[Items from an interface collection]
== == ==
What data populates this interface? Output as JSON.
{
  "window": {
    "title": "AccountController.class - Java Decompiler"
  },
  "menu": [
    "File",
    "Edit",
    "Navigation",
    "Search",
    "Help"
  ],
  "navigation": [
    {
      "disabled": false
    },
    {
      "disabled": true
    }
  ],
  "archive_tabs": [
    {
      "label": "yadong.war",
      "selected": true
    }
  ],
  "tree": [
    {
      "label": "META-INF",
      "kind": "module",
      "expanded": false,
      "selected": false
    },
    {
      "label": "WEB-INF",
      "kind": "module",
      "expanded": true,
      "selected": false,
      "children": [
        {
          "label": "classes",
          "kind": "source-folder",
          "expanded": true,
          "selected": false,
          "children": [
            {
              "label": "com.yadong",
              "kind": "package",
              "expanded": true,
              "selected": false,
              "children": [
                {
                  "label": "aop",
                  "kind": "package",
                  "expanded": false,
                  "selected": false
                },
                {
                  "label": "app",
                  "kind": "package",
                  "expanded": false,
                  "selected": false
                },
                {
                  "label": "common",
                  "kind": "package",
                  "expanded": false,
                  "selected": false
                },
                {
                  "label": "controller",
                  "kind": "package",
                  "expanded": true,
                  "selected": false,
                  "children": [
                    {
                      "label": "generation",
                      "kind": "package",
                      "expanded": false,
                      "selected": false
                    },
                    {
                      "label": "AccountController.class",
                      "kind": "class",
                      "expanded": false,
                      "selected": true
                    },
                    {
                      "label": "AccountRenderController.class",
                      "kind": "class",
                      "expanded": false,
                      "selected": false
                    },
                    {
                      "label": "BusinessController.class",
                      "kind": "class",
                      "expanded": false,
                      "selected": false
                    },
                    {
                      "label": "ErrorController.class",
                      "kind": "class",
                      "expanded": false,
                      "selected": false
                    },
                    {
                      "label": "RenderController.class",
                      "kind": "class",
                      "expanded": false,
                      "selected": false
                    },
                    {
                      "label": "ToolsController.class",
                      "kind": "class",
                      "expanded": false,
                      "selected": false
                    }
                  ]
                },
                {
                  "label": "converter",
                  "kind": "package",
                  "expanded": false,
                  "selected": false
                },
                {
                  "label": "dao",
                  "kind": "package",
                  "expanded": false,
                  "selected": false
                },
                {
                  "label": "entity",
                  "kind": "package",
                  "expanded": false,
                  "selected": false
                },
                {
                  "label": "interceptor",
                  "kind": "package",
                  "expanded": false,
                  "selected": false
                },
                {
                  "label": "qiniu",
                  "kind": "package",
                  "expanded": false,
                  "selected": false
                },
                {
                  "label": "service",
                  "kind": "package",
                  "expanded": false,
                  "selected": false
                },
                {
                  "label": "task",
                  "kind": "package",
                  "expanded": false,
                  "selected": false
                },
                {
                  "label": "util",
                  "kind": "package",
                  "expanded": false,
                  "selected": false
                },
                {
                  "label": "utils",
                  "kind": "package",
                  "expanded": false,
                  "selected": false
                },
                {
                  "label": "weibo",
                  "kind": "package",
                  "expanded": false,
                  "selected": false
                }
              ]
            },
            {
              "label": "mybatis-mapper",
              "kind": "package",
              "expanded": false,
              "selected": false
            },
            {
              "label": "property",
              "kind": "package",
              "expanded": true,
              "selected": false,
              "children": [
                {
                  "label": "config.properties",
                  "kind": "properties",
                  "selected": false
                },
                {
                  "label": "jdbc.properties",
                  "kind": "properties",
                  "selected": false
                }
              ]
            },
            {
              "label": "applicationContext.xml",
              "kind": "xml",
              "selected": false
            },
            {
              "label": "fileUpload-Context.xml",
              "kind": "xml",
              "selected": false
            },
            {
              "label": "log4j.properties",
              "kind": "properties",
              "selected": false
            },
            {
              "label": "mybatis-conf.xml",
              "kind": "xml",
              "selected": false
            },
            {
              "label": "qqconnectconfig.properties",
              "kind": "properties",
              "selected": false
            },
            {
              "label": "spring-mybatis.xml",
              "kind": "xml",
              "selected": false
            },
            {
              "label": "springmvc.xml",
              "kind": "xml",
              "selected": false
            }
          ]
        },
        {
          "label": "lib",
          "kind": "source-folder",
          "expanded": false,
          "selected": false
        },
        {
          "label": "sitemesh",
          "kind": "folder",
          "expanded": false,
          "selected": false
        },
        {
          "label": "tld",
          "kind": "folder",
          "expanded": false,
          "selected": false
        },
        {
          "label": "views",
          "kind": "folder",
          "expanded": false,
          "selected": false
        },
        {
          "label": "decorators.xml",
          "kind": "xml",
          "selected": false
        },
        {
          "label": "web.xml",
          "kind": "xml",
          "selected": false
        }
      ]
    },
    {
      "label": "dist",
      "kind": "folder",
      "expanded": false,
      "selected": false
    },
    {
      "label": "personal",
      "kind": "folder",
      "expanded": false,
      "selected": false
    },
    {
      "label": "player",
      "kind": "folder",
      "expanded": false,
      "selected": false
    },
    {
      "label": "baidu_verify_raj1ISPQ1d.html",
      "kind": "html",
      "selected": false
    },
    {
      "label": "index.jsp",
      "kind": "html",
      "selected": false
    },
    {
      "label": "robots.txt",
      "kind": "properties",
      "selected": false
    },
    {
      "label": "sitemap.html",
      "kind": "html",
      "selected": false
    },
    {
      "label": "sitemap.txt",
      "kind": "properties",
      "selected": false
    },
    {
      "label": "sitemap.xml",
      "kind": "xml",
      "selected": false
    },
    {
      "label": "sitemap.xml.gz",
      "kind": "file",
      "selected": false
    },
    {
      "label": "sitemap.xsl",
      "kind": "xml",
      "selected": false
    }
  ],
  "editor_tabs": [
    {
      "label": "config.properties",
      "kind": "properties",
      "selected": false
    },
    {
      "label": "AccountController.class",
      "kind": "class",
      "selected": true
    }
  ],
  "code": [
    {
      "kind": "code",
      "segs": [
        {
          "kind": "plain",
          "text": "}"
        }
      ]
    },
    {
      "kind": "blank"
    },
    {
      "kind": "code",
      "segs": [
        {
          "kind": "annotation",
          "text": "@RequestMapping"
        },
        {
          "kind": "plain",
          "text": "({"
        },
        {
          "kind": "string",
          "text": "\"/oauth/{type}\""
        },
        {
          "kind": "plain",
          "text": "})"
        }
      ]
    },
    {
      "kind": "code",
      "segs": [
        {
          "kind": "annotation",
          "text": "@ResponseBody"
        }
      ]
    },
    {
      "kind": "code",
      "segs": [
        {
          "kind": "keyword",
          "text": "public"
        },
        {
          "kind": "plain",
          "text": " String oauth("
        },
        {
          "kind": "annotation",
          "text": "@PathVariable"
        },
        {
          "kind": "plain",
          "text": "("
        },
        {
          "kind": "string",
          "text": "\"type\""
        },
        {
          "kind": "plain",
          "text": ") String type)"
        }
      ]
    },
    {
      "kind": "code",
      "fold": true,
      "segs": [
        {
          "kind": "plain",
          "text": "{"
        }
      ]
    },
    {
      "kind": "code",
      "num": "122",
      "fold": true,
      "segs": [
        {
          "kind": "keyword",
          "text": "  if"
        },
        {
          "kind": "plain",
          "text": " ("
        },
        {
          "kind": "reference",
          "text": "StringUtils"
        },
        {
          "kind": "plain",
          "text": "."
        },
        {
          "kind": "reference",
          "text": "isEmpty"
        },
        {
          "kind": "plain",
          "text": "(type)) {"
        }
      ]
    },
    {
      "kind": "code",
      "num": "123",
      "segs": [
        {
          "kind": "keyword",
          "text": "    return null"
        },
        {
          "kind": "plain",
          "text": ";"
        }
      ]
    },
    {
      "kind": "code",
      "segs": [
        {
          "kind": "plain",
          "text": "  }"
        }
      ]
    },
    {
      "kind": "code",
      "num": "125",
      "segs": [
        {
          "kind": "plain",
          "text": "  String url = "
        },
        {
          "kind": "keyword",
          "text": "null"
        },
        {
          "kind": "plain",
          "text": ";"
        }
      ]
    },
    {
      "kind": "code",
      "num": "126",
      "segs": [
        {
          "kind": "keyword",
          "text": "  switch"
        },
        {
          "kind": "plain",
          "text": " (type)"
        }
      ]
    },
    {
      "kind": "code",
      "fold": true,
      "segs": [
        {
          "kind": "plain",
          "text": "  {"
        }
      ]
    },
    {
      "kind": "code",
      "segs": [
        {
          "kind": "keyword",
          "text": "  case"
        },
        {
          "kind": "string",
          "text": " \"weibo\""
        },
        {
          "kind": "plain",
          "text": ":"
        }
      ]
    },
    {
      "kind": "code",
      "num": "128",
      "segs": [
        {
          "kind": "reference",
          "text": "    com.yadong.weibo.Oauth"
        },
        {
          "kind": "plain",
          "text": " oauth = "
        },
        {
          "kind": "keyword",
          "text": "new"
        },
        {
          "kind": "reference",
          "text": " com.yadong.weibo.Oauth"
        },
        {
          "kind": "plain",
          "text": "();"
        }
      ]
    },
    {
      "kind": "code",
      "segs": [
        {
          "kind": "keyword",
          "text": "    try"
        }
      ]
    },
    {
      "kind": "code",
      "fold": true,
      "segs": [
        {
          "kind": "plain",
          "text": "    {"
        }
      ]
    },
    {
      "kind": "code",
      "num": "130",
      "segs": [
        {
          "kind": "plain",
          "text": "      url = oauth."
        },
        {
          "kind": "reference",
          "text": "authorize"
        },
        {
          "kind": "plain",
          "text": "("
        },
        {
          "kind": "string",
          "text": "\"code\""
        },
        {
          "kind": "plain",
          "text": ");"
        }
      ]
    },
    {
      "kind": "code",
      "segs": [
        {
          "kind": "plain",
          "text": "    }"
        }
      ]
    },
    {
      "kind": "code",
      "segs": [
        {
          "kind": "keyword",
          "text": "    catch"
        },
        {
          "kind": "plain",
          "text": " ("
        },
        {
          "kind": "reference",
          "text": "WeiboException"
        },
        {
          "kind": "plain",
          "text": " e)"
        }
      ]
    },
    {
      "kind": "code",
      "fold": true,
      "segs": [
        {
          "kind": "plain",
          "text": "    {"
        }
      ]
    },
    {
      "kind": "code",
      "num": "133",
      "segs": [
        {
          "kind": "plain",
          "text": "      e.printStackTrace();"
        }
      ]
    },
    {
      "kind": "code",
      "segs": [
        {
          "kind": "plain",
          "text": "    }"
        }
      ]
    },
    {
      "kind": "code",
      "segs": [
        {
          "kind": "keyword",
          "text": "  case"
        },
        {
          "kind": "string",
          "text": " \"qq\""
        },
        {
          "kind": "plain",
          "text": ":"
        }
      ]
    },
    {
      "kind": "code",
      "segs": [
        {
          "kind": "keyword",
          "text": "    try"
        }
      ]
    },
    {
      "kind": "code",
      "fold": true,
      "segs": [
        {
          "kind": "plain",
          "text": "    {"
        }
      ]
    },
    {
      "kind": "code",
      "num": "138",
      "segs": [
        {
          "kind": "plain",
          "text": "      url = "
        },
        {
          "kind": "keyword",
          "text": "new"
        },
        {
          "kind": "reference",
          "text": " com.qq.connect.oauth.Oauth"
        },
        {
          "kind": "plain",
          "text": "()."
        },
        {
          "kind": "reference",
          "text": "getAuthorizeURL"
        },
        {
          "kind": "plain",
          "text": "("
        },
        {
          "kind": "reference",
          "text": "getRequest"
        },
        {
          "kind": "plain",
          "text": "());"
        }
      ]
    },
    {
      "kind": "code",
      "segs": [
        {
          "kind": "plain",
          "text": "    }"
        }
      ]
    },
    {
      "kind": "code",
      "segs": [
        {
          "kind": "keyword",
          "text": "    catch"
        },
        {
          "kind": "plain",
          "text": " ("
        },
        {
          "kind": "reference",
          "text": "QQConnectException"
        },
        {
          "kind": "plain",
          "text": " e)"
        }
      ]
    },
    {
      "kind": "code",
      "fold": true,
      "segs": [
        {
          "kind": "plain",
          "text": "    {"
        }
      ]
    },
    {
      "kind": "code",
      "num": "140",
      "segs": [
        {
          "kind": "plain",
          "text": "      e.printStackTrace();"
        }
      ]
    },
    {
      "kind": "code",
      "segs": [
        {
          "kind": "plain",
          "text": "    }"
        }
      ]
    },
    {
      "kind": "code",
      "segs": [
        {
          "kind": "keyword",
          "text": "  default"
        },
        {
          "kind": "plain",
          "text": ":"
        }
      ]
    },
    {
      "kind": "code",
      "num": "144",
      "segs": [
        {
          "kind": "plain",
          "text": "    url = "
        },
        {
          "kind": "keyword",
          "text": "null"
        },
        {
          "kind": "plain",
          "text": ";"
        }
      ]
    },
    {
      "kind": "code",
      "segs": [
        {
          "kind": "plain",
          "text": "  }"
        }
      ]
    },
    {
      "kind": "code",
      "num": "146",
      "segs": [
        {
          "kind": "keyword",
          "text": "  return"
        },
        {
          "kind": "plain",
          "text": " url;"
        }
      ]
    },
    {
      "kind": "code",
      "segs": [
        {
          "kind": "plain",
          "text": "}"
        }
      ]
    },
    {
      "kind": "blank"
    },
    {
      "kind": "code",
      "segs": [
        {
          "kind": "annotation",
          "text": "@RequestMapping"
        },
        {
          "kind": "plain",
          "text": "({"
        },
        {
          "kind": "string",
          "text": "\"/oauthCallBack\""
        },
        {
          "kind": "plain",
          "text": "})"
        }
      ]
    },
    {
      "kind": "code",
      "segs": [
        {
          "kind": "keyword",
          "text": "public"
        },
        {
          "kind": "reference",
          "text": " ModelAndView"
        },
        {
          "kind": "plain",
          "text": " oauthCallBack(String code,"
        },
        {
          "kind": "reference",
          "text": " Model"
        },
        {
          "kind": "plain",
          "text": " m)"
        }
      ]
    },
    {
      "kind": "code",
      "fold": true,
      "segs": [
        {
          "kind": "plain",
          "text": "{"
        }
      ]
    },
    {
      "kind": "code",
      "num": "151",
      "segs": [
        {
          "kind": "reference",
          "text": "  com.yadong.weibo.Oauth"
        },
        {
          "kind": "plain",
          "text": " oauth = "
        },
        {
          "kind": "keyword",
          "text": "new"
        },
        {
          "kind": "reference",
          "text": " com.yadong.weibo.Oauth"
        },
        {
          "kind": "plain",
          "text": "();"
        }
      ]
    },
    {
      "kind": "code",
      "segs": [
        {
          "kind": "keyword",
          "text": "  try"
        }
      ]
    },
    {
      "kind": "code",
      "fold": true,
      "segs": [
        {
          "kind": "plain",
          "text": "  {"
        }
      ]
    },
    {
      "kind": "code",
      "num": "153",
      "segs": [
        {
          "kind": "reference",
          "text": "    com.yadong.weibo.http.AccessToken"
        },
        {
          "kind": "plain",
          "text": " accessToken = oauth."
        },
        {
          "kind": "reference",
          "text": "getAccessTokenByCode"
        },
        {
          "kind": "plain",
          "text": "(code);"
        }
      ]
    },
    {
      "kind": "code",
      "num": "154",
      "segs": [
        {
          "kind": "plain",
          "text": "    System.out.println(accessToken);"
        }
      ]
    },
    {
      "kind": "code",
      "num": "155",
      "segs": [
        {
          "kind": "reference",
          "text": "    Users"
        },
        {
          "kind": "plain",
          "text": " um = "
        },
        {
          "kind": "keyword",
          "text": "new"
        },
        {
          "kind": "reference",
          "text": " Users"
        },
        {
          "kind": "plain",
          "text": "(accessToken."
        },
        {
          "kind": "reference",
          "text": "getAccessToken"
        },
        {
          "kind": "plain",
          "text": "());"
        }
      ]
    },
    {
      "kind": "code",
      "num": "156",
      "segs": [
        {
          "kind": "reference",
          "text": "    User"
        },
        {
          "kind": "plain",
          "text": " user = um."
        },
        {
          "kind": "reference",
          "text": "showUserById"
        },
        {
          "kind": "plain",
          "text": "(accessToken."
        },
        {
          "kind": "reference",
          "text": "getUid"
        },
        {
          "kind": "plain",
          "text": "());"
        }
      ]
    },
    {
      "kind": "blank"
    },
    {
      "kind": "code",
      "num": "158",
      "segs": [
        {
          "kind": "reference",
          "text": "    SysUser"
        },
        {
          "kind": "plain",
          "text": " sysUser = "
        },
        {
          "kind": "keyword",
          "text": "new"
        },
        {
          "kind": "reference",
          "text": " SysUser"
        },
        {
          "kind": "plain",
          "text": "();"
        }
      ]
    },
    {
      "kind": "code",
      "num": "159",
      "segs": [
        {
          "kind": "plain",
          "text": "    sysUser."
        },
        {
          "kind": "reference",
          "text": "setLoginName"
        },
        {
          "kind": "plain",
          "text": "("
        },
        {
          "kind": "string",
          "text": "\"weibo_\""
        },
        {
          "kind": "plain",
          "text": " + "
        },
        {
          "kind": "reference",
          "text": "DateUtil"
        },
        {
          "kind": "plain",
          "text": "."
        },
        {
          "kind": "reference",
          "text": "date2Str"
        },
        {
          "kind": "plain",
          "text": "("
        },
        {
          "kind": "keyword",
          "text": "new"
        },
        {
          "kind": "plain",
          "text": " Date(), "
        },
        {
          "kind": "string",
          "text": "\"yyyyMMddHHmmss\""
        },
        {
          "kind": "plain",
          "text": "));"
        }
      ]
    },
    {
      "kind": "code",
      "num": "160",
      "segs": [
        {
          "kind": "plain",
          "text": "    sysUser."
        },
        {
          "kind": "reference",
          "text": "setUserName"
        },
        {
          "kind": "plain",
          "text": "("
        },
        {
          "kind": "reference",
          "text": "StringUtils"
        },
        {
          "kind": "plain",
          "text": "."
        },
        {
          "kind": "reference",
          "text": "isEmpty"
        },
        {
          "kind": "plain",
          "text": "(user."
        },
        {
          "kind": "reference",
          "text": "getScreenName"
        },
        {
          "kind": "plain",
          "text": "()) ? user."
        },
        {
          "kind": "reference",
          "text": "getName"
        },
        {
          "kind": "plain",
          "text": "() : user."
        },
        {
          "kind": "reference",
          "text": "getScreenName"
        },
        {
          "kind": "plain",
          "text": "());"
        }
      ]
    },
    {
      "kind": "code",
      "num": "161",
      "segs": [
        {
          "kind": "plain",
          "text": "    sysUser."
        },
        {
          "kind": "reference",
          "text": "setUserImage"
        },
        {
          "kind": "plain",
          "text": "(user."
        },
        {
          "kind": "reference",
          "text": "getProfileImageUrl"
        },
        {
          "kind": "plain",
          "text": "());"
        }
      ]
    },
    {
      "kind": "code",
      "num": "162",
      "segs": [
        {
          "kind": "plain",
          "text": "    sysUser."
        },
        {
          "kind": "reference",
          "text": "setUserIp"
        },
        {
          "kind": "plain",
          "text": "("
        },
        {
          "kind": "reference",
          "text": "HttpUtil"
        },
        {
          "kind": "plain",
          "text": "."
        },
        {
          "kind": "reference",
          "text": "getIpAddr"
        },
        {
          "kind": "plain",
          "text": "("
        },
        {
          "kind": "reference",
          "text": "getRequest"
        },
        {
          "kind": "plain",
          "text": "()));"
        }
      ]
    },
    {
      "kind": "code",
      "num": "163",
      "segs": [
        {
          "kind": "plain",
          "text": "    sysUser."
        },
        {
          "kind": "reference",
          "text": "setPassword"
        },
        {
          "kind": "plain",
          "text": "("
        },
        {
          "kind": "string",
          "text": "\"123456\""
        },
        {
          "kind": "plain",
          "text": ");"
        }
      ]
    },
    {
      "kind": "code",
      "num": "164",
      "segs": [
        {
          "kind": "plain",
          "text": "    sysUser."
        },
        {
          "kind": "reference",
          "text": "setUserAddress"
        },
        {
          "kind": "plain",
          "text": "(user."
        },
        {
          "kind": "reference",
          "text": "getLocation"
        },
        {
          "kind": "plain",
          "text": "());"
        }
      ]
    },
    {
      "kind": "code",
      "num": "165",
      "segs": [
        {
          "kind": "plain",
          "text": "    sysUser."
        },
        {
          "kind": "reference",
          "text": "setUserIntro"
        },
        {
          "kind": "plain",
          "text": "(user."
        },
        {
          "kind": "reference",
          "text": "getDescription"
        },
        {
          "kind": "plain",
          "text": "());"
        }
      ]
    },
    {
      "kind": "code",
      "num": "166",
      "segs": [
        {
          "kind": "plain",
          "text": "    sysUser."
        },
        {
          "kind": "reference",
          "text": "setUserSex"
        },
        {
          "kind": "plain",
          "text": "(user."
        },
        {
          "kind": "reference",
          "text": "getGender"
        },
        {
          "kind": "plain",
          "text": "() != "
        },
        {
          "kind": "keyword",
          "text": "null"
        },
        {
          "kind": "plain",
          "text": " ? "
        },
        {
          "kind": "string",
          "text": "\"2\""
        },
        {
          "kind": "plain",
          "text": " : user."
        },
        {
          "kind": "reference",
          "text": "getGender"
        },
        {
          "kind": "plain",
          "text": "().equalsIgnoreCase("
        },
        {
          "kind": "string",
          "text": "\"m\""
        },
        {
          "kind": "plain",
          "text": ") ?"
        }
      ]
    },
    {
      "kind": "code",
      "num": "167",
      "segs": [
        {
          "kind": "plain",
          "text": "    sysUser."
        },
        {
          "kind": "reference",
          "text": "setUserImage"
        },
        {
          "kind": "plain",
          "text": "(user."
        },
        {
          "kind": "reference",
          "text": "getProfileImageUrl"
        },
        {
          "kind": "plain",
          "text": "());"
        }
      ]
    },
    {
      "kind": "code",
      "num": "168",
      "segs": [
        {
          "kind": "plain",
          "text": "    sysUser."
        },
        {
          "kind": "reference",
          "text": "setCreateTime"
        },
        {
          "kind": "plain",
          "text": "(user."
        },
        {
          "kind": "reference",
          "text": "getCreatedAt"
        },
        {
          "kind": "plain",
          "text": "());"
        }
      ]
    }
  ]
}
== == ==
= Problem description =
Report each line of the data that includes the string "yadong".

= Reply to the task =
      "label": "yadong.war",
              "label": "com.yadong",
          "text": "    com.yadong.weibo.Oauth"
          "text": " com.yadong.weibo.Oauth"
          "text": "  com.yadong.weibo.Oauth"
          "text": " com.yadong.weibo.Oauth"
          "text": "    com.yadong.weibo.http.AccessToken"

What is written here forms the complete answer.